The Jazz pulled out a 102-100 victory over the New York Knicks in Madison Square Garden tonight, capped by a game-winning shot by Trey Burke as time expired. Here are three keys to the game:
1. Welcome back, Trey Burke
Trey Burke simply lives for clutch situations. In his prestigious collegiate career and during his rookie campaign, the diminutive point guard has relished the big shot or big play at the end of games. Friday versus the New York Knicks was no exception. In an expertly drawn up play by head coach Quin Snyder, Burke calmly drained a jumper over the arms of J.R. Smith and promptly fell right into the arms of his ecstatic teammates. It was a beautiful scene. These seem to be weekly occurrences for this young Utah Jazz squad.
The game-winner was the obvious highlight, but beyond that dramatic shot, Burke had his best game of the season. Much has been said about his struggles, some coming from yours truly. And yes, he has really struggled. But on Friday, he played with the poise and demeanor that impressed during large portions of his first year. He orchestrated the offense and made things happen within the game. Burke was 5-9 from the floor, including a trio of 3-pointers. He dished out eight assists with just a pair of turnovers1. Lastly, he registered a team-best +16 mark. While that stat has its flaws, it shows a glimpse into a player’s affect on a game.
This could be the game that turns around Trey Burke’s season, which would do wonders for a Jazz team that is already surprising many around the league.
2. Gordon Hayward and Derrick Favors were needed to come through with big games, and they complied.
Madison Square Garden has been the scene of many dramatic NBA battles. It has seen its fair share of big games and magical performances. It’s clearly one of the biggest, most exhilarating sporting venues in any sports. What NBA player does not get up for that? For the Jazz to pull out a win, they needed their pair of fifth-year studs, Gordon Hayward and Derrick Favors, to step up on the MSG stage. And step up they did.
What else can be said about Hayward’s start? He has been playing exceptionally well, doing everything Snyder and Dennis Lindsey have asked of him and then some. Hayward was not intimidated by the arena or his match-up with Carmelo Anthony. Even when Melo was doing his Melo things, Hayward kept answering back. Scoring 33 points on just 18 shots is great alone. Add in six assists, four steals and three rebounds, and you have a guy who looks like a big-time player doing it on a big-time stage.
Favors was fantastic. He too did not back down and his stat line showed: 21 points on 15 shots, 12 rebounds (five offensive), a pair of assists and three big blocked shots. He made his presence known defensively despite Carmelo’s three over him to tie the game; not many would have been able to prevent Anthony’s huge trifecta. When Favors and Hayward are both on their games, it makes Utah a difficult team to defeat.

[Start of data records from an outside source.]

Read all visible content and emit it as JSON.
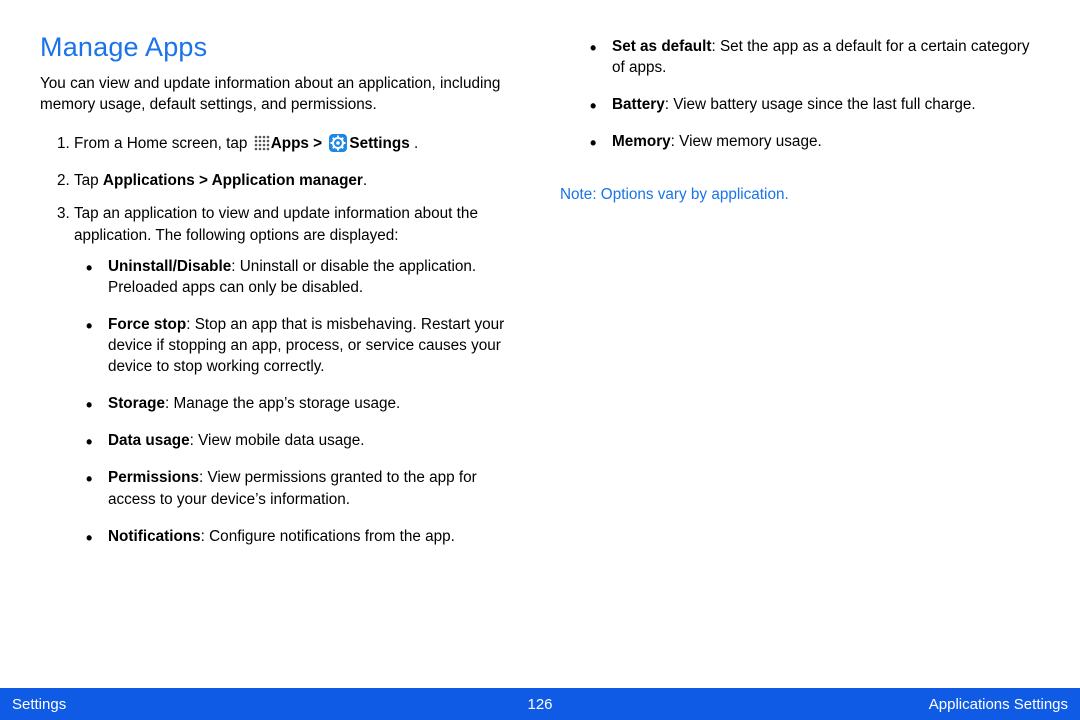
{
  "section_title": "Manage Apps",
  "intro": "You can view and update information about an application, including memory usage, default settings, and permissions.",
  "step1": {
    "prefix": "From a Home screen, tap ",
    "apps_label": "Apps > ",
    "settings_label": "Settings",
    "suffix": " ."
  },
  "step2": {
    "prefix": "Tap ",
    "bold": "Applications > Application manager",
    "suffix": "."
  },
  "step3": {
    "text": "Tap an application to view and update information about the application. The following options are displayed:"
  },
  "bullets_left": [
    {
      "term": "Uninstall/Disable",
      "desc": ": Uninstall or disable the application. Preloaded apps can only be disabled."
    },
    {
      "term": "Force stop",
      "desc": ": Stop an app that is misbehaving. Restart your device if stopping an app, process, or service causes your device to stop working correctly."
    },
    {
      "term": "Storage",
      "desc": ": Manage the app’s storage usage."
    },
    {
      "term": "Data usage",
      "desc": ": View mobile data usage."
    },
    {
      "term": "Permissions",
      "desc": ": View permissions granted to the app for access to your device’s information."
    },
    {
      "term": "Notifications",
      "desc": ": Configure notifications from the app."
    }
  ],
  "bullets_right": [
    {
      "term": "Set as default",
      "desc": ": Set the app as a default for a certain category of apps."
    },
    {
      "term": "Battery",
      "desc": ": View battery usage since the last full charge."
    },
    {
      "term": "Memory",
      "desc": ": View memory usage."
    }
  ],
  "note": {
    "label": "Note",
    "text": ": Options vary by application."
  },
  "footer": {
    "left": "Settings",
    "page": "126",
    "right": "Applications Settings"
  }
}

3- New York only had one starter show up. Okay, 1.4 guys showed up.
Anthony is one of the NBA’s most unique talents. With his potent inside-outside game and his bullish, aggressive style, he is one of the toughest guys to defend. He kept pouring it on, despite Snyder throwing several different guys at him. Melo ended the night with 46 points and seven rebounds–yet another big outing. And yet another loss, due to limited contributions from the other four teammates.
While second-year point guard Shane Larkin was decent, the Knick starters did not do much on the court overall. Larkin, Jason Smith, Samuel Dalembert and Iman Shumpert joined forces to shoot just 7 of 23 from the floor for 15 total points. Last time I checked, that’s not too hot. Shumpert went out one minute into the game with a hip injury. Behind reserves Pablo Prigioni and J.R. Smith, New York’s bench fared much better, but the lack of production from the starters offset a lot of Melo’s efforts.
The Jazz are back in action north of the border tomorrow night, taking on the Toronto Raptors. Be sure to check back to Salt City Hoops for another Triple Team along with more great analysis.